At one point or another, many business owners find themselves in need of immediate capital.
This could be due to slow paying clients, backlogged bills, or even a sudden uptick in business. Either way, the answer to a lack of capital most often is go through traditional avenues of lending, such as a bank loan or line of credit. And while these options are still popular, they aren’t necessarily available for all business owners, especially start-ups and budding entrepreneurs.
While securing capital from a bank has always been the go-to option, it’s become harder than ever for start-ups and new entrepreneurs. This is due to the fact that a bank loan requires a long and established history of credit, which can be almost impossible for small companies who have little-to- no prior experience or credit history. Beyond that, bank loans often involve a lengthy and complicated process that can be overwhelming for even the most successful start-up or small business. Because of these hurdles involved with traditional loans, many start-ups and entrepreneurs have started seeking alternative forms of funding to bring their companies to the next level.
The most straight forward and non-complicated form of alternate funding would be to pull funds from a personal savings account. By doing this, business owners don’t face additional costs such as interest or agency fees, making the transaction clean and simple. While this would be the easiest form of financing, the issue is that very few entrepreneurs and start-ups have access to additional savings,
making this an almost impossible option for financing.
With no bank loans and no personal savings, many start-up companies and entrepreneurs find themselves searching for investors to help fund and push their company to the next level. VC funding is a great way for upcoming companies to secure a large sum of money, especially for those who have few or no customers. But, like other forms of funding, there are a few downfalls when it comes to this form of financing.
The world of VC funding is complicated, and in the current market, VC firms are free to be as picky as they please. According to an article by Forbes, VCs finance only about “one or two ventures out of 100 business plans they see,” meaning that 98% of start-ups and entrepreneurs are denied funding right from the start.
If a business is lucky enough to secure funding, it doesn’t necessarily mean that the problems are over. Many businesses find the steps after funding to be the most difficult, including relinquishing a portion of the company to the VC, and working under the pressure of the impending expectation of ROI.
Accounts receivable financing is an alternative form of commercial finance that can provide fast working capital to business owners. It uses the company’s accounts receivable as a basis for financing, leaving those who use it with a fast and predictable cash flow. This type of factoring helps business owners smooth out cash flow mismatches, enabling them to focus on their core business without being
weighed down by continual short-term funding constraints.
How AR Financing Works?
Step 1: Account Set Up
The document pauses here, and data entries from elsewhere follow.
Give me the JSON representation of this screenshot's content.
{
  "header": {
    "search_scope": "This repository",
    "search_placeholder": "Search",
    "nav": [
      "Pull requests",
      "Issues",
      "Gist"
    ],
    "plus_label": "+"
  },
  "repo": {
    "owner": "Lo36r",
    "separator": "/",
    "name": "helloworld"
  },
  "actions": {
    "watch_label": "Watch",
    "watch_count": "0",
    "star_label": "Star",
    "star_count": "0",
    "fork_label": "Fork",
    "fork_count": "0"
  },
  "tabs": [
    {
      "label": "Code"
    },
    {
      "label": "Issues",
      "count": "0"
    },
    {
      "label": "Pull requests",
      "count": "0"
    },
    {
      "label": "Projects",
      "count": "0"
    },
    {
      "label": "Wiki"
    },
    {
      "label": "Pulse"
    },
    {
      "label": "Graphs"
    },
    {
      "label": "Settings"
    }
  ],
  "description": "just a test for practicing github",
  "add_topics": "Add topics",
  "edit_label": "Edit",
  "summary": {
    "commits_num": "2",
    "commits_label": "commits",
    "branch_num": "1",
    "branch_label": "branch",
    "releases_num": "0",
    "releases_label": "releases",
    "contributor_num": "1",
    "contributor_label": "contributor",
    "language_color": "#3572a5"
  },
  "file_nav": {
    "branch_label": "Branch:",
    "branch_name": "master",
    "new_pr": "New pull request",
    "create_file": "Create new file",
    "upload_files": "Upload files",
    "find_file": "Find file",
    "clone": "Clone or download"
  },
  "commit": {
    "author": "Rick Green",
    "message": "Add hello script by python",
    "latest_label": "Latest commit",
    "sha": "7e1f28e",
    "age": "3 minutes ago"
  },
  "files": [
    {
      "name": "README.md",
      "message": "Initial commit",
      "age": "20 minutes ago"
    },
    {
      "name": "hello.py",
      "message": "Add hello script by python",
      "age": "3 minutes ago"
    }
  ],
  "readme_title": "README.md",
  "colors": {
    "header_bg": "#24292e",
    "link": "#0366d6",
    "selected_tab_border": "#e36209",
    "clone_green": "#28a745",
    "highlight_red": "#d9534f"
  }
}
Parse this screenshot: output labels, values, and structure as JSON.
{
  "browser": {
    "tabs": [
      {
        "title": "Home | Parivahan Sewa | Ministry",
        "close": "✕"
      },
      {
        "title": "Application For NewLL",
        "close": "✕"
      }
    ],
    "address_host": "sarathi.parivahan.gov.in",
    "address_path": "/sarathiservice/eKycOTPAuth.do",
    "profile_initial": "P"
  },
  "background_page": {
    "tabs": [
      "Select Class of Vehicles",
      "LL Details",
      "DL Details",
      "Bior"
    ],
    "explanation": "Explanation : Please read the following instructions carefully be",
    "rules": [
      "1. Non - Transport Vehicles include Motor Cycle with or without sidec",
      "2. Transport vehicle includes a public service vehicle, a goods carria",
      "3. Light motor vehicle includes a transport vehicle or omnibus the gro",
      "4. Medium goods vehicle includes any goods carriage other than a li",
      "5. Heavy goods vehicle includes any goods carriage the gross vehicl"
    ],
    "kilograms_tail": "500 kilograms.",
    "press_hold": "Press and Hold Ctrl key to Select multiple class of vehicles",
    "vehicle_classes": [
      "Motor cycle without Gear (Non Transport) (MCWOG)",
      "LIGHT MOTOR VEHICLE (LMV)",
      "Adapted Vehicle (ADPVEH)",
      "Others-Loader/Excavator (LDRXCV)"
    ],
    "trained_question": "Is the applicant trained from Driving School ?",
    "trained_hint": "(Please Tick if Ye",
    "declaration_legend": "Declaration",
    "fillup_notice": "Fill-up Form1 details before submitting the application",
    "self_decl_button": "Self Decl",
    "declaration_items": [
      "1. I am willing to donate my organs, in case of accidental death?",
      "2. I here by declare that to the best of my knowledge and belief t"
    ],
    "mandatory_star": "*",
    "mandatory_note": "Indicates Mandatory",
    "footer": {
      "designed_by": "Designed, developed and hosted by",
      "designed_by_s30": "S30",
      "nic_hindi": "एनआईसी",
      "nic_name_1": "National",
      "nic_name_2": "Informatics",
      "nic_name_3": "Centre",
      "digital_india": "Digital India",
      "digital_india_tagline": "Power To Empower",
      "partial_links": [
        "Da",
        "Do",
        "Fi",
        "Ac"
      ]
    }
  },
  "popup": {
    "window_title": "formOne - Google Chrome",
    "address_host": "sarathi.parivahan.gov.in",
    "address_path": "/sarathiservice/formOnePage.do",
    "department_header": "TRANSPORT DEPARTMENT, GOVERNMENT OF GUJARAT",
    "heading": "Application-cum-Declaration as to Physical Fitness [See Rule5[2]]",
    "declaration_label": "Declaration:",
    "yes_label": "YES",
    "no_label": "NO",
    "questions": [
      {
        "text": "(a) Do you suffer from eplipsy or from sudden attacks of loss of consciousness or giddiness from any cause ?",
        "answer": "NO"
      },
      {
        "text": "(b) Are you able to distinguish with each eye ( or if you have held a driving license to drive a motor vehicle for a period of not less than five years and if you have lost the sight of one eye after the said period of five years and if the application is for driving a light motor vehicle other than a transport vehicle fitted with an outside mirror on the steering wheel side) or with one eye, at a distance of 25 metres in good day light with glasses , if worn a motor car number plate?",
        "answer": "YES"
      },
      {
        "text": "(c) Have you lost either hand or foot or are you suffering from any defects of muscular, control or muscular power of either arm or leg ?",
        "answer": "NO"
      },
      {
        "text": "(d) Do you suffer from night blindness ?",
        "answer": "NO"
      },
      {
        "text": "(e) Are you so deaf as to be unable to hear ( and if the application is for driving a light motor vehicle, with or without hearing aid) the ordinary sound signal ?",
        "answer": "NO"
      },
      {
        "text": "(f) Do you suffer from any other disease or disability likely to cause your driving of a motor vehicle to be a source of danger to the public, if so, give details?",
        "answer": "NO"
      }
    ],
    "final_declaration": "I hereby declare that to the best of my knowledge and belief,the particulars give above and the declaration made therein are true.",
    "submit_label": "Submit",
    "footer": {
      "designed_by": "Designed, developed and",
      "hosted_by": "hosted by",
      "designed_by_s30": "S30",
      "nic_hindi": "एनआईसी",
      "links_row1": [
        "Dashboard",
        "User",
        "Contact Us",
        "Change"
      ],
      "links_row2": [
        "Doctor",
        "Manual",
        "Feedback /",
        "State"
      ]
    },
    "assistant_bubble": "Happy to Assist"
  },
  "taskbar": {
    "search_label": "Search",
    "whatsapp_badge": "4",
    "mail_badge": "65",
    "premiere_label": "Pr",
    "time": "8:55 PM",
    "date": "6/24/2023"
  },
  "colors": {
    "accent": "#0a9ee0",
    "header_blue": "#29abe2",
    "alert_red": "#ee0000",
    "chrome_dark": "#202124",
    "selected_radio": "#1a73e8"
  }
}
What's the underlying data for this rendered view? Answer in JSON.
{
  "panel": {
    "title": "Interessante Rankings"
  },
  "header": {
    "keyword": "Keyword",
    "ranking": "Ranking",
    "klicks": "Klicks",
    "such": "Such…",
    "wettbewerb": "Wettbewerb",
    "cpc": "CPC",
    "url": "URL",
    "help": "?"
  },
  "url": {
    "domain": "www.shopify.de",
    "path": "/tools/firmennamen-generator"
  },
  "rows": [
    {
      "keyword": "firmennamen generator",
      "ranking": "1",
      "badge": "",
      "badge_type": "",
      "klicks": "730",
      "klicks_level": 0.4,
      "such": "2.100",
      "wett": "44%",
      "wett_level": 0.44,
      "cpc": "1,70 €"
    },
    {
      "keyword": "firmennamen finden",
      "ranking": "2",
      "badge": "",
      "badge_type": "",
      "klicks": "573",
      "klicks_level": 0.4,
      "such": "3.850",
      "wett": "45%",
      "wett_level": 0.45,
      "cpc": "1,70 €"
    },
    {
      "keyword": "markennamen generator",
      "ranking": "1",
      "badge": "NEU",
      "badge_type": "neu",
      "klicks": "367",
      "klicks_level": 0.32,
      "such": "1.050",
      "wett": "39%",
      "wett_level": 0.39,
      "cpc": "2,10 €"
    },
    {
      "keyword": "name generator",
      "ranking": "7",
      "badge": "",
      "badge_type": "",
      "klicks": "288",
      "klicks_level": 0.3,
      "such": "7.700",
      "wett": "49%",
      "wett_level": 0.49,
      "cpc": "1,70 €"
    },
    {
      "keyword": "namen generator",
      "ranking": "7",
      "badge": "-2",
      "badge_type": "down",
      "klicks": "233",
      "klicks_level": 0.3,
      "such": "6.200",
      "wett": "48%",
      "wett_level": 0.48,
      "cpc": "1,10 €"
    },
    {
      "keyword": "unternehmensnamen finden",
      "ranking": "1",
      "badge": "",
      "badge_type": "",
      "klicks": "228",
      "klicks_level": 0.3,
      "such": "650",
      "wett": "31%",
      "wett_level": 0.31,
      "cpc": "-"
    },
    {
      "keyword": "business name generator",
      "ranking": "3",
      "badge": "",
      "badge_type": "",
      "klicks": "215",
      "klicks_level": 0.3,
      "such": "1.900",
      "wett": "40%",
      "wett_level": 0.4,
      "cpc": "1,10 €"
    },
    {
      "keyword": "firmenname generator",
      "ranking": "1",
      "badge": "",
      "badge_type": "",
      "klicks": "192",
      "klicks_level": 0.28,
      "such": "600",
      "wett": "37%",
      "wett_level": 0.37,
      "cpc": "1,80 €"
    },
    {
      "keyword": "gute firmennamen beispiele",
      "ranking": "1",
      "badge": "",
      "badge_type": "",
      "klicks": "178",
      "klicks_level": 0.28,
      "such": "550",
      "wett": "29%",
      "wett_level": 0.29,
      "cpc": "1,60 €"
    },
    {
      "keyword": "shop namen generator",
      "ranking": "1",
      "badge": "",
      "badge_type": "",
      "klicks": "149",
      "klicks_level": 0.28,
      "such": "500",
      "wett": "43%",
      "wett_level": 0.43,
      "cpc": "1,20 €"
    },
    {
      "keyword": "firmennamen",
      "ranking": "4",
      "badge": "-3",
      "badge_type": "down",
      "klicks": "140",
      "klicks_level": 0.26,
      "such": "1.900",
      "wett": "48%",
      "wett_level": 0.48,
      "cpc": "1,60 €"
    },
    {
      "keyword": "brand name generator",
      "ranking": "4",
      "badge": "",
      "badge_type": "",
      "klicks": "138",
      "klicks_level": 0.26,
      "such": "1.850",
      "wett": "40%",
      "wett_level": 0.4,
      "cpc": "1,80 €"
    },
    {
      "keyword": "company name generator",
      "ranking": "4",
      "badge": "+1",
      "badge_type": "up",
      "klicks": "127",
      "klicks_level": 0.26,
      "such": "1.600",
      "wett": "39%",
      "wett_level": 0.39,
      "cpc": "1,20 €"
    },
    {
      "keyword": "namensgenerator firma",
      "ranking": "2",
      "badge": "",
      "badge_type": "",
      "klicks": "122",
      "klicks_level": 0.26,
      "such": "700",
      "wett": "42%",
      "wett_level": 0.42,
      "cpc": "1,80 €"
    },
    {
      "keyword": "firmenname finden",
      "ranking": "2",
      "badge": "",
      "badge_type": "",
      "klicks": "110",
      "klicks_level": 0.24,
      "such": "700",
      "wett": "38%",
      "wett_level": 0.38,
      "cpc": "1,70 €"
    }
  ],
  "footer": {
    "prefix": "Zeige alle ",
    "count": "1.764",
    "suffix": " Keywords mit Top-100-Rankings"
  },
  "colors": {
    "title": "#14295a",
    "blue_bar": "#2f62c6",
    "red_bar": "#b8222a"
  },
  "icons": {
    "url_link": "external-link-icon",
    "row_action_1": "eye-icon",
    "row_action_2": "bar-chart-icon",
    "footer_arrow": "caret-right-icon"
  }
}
The first step in setting up the account would be for the factoring company to check out the fundamentals of the start-up or small business. This would include going over the company’s receivables aging report, corporate taxes, lien information, as well as the clients’ credit profiles.
Step 2: Pick the Receivables
The next step would be for the company to pick out which accounts they would prefer to fund the AR financing. After this, the customer invoices would be submitted.
Step Three: The Verification Process
After the goods or services are received by the customer, the financing company would then verify them. This process ensures that all invoice amounts are correct and that they’re due within a 30-90 day time period.
Step Four: The Financing of the Receivables
After the verification process is finished, the funds would be calculated by the factoring company and deposited into the company’s bank account—sometimes in as little as 24 hours.
Step Five: Final Step
Once the funds are received and everything is paid off, the transaction would be considered settled.
In any case, it’s imperative for all business owners to do through research to find out which form of financing is right for their business. And while some may still fit into the more traditional forms of lending, many start-ups and entrepreneurs may find the unique setup of factoring to be a better fit.
Overall, outsourcing accounts receivable by employing an invoice factoring company is an effective, cost-efficient method of small business financing for any B2B company. It allows companies to focus on their main business objectives and the bottom line, while getting more out of their accounts receivable.